¶ 25 Although the issue whether the trial court erred in denying Saban's request for attorneys' fees on the bad faith claim is moot because this decision reinstates the bad faith claim, we will address the question Saban's raises because it may arise in subsequent proceedings in this case.
¶ 26 Saban's, relying on Schwartz v. Farmer's Insurance Company, 166 Ariz. 33, 800 P.2d 20 (App. 1990), argues that the trial court erred in denying its attorneys' fees. Schwartz involved a breach of contract and first-party bad faith claim by the named insureds against their insurer in which a jury returned a defense verdict on the bad faith claim and a plaintiffs' verdict on the breach of contract claim. The trial court awarded attorneys' fees to the insurer. We upheld the award, rejecting the insureds' argument that they were the prevailing party by virtue of the jury verdict on the breach of contract claim. We held that the trial court did not abuse its discretion in applying a "percentage of success factor" or "totality of the litigation" test. However, Schwartz merely holds that the trial court was within its discretion; it does not hold that an award to the insured, or no award at all, would have been an abuse of discretion. 166 Ariz. at 38, 800 P.2d at 25.
¶ 27 Although the trial court gave no reasons for denying the request for fees, we uphold a decision on attorneys' fees under A.R.S. section 12-341.01 if it has any reasonable basis. State Farm Mutual Auto. Ins. Co. v. Arrington, 192 Ariz. 255, 261, 963 P.2d 334, 340 (App. 1998). Some appropriate factors to be considered would include the merits of the unsuccessful party's claim, whether the claim could have been avoided or settled, whether the successful party's efforts were completely superfluous in achieving the result, whether assessing fees against the unsuccessful party would cause an extreme hardship, whether the successful party did not prevail with respect to all of the relief sought, the novelty of the legal question presented, and whether an award to the prevailing party would discourage other parties with tenable claims from litigating legitimate contract issues for fear of incurring liability for substantial amounts of attorneys' fees. Associated Indem. Corp. v. Warner, 143 Ariz. 567, 570, 694 P.2d 1181, 1184 (1985).

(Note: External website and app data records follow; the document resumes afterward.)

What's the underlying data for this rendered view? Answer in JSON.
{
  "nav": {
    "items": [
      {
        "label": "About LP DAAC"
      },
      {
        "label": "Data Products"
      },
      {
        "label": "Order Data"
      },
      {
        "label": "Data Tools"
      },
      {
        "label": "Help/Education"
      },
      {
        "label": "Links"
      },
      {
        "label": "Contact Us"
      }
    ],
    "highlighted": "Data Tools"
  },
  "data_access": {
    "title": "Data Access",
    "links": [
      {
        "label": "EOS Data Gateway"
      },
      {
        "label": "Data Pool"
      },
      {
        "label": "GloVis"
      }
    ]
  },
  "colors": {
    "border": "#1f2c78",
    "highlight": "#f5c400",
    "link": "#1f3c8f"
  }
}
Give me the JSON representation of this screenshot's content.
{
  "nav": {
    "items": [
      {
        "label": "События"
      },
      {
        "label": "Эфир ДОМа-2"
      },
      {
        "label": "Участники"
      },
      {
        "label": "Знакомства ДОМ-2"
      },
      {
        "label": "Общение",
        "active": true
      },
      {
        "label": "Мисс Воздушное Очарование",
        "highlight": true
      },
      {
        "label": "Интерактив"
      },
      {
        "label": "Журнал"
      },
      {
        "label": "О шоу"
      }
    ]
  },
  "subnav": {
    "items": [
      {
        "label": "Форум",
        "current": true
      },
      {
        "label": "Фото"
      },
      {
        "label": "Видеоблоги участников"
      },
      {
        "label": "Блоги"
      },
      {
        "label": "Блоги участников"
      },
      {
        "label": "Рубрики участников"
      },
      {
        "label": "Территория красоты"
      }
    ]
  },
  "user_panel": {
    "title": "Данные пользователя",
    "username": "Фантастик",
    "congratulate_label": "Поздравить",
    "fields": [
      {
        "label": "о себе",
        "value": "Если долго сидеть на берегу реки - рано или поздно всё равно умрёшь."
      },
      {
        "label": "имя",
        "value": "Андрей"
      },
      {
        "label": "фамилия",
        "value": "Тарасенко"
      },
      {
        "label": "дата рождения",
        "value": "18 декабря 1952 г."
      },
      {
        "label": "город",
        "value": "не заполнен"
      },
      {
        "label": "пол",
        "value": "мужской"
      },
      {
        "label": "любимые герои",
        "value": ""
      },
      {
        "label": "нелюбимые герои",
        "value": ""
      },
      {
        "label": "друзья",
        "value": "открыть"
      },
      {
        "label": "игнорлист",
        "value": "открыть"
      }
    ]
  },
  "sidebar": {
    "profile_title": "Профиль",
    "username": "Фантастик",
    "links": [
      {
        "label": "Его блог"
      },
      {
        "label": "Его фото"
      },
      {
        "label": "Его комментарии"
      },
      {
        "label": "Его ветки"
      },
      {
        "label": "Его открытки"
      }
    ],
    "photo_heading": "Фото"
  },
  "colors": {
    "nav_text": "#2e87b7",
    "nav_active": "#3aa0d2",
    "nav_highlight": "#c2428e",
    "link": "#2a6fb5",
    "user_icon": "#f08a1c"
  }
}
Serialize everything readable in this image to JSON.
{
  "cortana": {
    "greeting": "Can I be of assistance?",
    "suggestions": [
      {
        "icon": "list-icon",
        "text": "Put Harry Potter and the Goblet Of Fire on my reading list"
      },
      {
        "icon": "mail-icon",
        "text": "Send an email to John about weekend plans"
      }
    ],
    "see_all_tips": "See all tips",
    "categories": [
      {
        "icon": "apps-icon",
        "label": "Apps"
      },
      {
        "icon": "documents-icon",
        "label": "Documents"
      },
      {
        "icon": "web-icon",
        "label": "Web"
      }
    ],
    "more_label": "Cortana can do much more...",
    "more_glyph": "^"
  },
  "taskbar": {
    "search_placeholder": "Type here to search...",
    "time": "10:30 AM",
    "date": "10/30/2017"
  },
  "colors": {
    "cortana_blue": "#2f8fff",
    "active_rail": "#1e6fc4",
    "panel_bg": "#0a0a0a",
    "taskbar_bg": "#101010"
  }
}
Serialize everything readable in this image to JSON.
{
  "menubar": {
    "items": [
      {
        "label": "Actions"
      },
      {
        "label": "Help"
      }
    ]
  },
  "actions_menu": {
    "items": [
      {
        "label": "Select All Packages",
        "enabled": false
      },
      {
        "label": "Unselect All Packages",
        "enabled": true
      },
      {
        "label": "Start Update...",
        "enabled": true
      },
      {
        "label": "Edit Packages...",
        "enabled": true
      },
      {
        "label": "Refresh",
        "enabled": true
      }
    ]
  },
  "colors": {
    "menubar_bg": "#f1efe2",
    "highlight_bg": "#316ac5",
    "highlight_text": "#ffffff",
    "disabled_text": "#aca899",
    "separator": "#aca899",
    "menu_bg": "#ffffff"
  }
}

¶ 28 Many of these factors were at play in this case. The summary judgment did not address the merits of the bad faith claim, and the trial court may well have believed that the substance of Uyleman's bad faith claim was meritorious. The claim arose by virtue of Saban's refusal to tender payment. Assessing the $29,000 in claimed fees may well have worked a financial hardship on Uyleman, we simply do not know. Neither party was completely victorious. Saban's did not raise the limitations issue until well into the litigation and determining the correct accrual date was a difficult task, reflecting the merits of both parties' arguments. Under these circumstances, the trial court could reasonably have concluded that an award of attorneys' fees to Saban's would not have served an appropriate remedial purpose.
¶ 29 The trial court may exercise its sound discretion in addressing subsequent applications for attorneys' fees when and if further proceedings below result in another final judgment. Our decision does not dictate any particular result on this issue.
¶ 30 The summary judgment is reversed, and this case is remanded for further proceedings.
CONCURRING: MICHAEL D. RYAN, Presiding Judge, and RUDOLPH J. GERBER, Judge.